Study material: Begin

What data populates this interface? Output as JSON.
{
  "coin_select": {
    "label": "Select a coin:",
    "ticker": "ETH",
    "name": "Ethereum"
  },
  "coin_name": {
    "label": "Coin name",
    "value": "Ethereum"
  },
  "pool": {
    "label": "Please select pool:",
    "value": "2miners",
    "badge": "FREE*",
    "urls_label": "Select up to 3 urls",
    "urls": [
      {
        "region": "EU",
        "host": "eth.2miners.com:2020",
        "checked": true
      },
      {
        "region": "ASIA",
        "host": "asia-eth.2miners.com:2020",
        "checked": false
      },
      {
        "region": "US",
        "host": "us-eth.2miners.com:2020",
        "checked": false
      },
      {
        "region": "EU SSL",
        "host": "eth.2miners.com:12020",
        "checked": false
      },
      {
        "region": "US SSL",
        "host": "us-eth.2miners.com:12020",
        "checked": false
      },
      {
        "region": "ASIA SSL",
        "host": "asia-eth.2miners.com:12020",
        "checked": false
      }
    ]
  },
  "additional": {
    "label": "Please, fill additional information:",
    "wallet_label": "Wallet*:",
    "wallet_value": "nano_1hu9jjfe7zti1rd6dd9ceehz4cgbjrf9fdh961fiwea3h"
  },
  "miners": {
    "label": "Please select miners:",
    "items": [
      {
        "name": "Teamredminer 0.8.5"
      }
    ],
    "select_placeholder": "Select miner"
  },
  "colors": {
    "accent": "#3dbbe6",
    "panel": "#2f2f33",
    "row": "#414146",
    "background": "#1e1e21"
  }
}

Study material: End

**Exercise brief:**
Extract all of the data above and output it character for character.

**Exercise response:**
What data populates this interface? Output as JSON.
{
  "coin_select": {
    "label": "Select a coin:",
    "ticker": "ETH",
    "name": "Ethereum"
  },
  "coin_name": {
    "label": "Coin name",
    "value": "Ethereum"
  },
  "pool": {
    "label": "Please select pool:",
    "value": "2miners",
    "badge": "FREE*",
    "urls_label": "Select up to 3 urls",
    "urls": [
      {
        "region": "EU",
        "host": "eth.2miners.com:2020",
        "checked": true
      },
      {
        "region": "ASIA",
        "host": "asia-eth.2miners.com:2020",
        "checked": false
      },
      {
        "region": "US",
        "host": "us-eth.2miners.com:2020",
        "checked": false
      },
      {
        "region": "EU SSL",
        "host": "eth.2miners.com:12020",
        "checked": false
      },
      {
        "region": "US SSL",
        "host": "us-eth.2miners.com:12020",
        "checked": false
      },
      {
        "region": "ASIA SSL",
        "host": "asia-eth.2miners.com:12020",
        "checked": false
      }
    ]
  },
  "additional": {
    "label": "Please, fill additional information:",
    "wallet_label": "Wallet*:",
    "wallet_value": "nano_1hu9jjfe7zti1rd6dd9ceehz4cgbjrf9fdh961fiwea3h"
  },
  "miners": {
    "label": "Please select miners:",
    "items": [
      {
        "name": "Teamredminer 0.8.5"
      }
    ],
    "select_placeholder": "Select miner"
  },
  "colors": {
    "accent": "#3dbbe6",
    "panel": "#2f2f33",
    "row": "#414146",
    "background": "#1e1e21"
  }
}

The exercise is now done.